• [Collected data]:
* * * * * * * * *

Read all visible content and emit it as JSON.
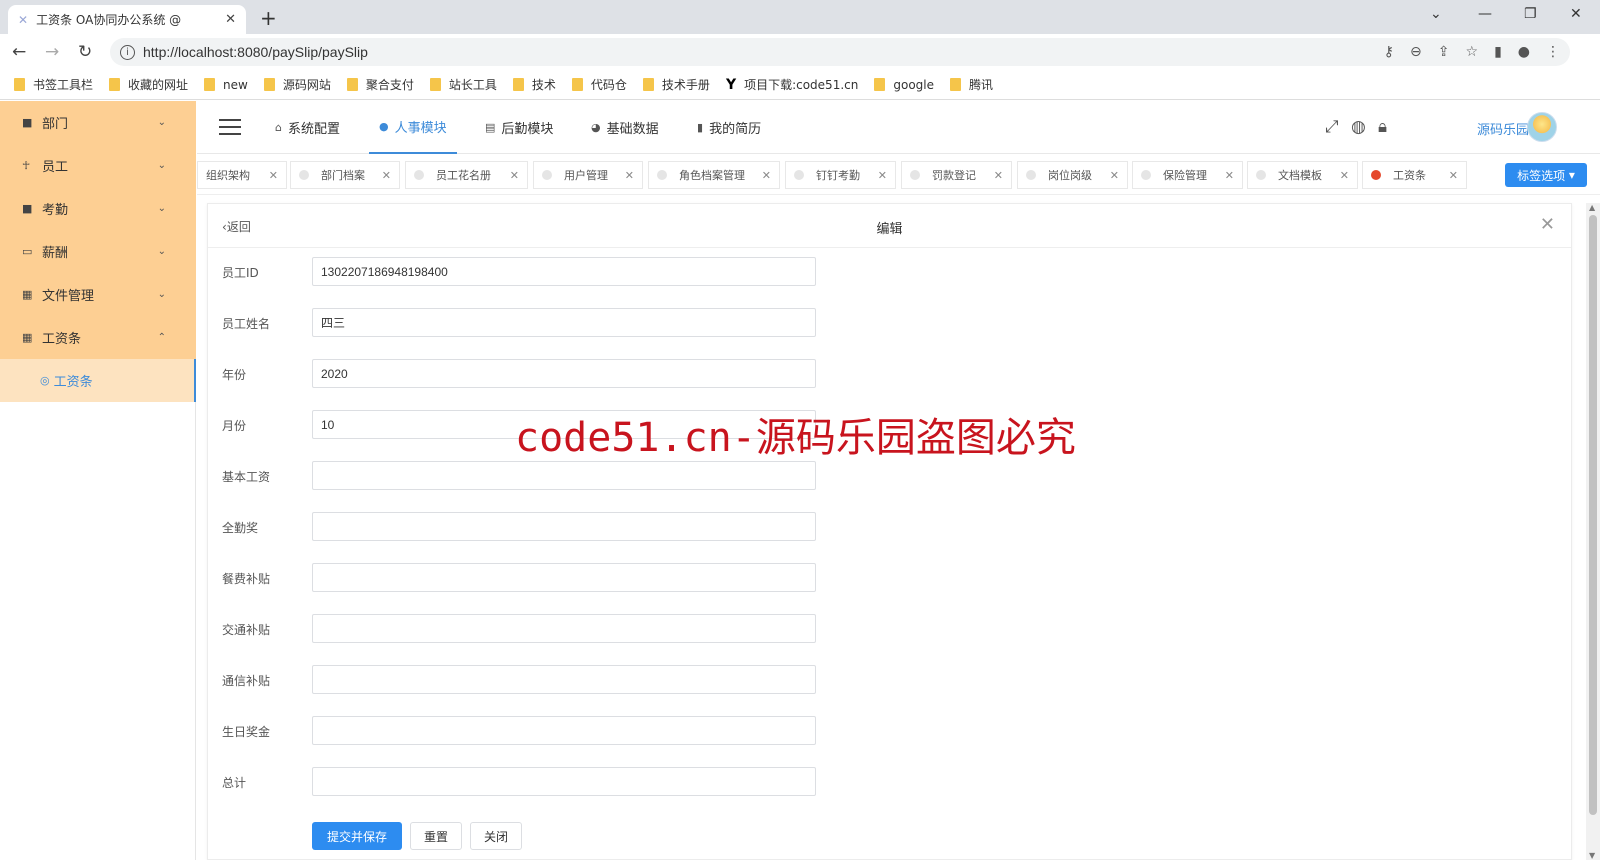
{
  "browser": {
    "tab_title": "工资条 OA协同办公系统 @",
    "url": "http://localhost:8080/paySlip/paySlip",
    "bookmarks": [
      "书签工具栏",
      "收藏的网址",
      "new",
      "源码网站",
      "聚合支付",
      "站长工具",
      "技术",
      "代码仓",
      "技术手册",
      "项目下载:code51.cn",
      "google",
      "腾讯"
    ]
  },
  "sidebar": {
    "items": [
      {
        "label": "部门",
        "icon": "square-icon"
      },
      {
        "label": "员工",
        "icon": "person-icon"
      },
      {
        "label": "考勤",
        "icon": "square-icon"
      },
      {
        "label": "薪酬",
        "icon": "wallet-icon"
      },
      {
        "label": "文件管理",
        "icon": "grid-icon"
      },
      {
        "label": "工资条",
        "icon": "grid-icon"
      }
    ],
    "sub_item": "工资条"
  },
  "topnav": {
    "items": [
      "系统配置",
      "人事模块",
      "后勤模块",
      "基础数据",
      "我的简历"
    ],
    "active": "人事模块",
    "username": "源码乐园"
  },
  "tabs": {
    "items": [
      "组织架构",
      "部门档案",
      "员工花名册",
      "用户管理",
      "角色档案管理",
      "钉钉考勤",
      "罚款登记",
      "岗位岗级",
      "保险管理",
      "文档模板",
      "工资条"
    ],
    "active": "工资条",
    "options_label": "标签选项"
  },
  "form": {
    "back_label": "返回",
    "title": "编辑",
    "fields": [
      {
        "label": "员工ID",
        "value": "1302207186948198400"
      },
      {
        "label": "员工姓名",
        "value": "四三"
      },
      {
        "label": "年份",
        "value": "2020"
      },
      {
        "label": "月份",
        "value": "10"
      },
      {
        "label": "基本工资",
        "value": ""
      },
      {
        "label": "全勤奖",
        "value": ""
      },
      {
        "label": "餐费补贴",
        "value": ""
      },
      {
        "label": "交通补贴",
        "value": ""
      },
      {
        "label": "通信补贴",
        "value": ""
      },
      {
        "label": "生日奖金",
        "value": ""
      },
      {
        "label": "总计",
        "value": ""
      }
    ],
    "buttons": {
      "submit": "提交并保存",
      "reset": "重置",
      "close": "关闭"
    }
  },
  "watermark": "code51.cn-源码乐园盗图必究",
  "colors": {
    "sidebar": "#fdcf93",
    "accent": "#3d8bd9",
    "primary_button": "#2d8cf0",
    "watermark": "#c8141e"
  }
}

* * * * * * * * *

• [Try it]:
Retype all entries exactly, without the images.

• [Task result]:
Read all visible content and emit it as JSON.
{
  "browser": {
    "tab_title": "工资条 OA协同办公系统 @",
    "url": "http://localhost:8080/paySlip/paySlip",
    "bookmarks": [
      "书签工具栏",
      "收藏的网址",
      "new",
      "源码网站",
      "聚合支付",
      "站长工具",
      "技术",
      "代码仓",
      "技术手册",
      "项目下载:code51.cn",
      "google",
      "腾讯"
    ]
  },
  "sidebar": {
    "items": [
      {
        "label": "部门",
        "icon": "square-icon"
      },
      {
        "label": "员工",
        "icon": "person-icon"
      },
      {
        "label": "考勤",
        "icon": "square-icon"
      },
      {
        "label": "薪酬",
        "icon": "wallet-icon"
      },
      {
        "label": "文件管理",
        "icon": "grid-icon"
      },
      {
        "label": "工资条",
        "icon": "grid-icon"
      }
    ],
    "sub_item": "工资条"
  },
  "topnav": {
    "items": [
      "系统配置",
      "人事模块",
      "后勤模块",
      "基础数据",
      "我的简历"
    ],
    "active": "人事模块",
    "username": "源码乐园"
  },
  "tabs": {
    "items": [
      "组织架构",
      "部门档案",
      "员工花名册",
      "用户管理",
      "角色档案管理",
      "钉钉考勤",
      "罚款登记",
      "岗位岗级",
      "保险管理",
      "文档模板",
      "工资条"
    ],
    "active": "工资条",
    "options_label": "标签选项"
  },
  "form": {
    "back_label": "返回",
    "title": "编辑",
    "fields": [
      {
        "label": "员工ID",
        "value": "1302207186948198400"
      },
      {
        "label": "员工姓名",
        "value": "四三"
      },
      {
        "label": "年份",
        "value": "2020"
      },
      {
        "label": "月份",
        "value": "10"
      },
      {
        "label": "基本工资",
        "value": ""
      },
      {
        "label": "全勤奖",
        "value": ""
      },
      {
        "label": "餐费补贴",
        "value": ""
      },
      {
        "label": "交通补贴",
        "value": ""
      },
      {
        "label": "通信补贴",
        "value": ""
      },
      {
        "label": "生日奖金",
        "value": ""
      },
      {
        "label": "总计",
        "value": ""
      }
    ],
    "buttons": {
      "submit": "提交并保存",
      "reset": "重置",
      "close": "关闭"
    }
  },
  "watermark": "code51.cn-源码乐园盗图必究",
  "colors": {
    "sidebar": "#fdcf93",
    "accent": "#3d8bd9",
    "primary_button": "#2d8cf0",
    "watermark": "#c8141e"
  }
}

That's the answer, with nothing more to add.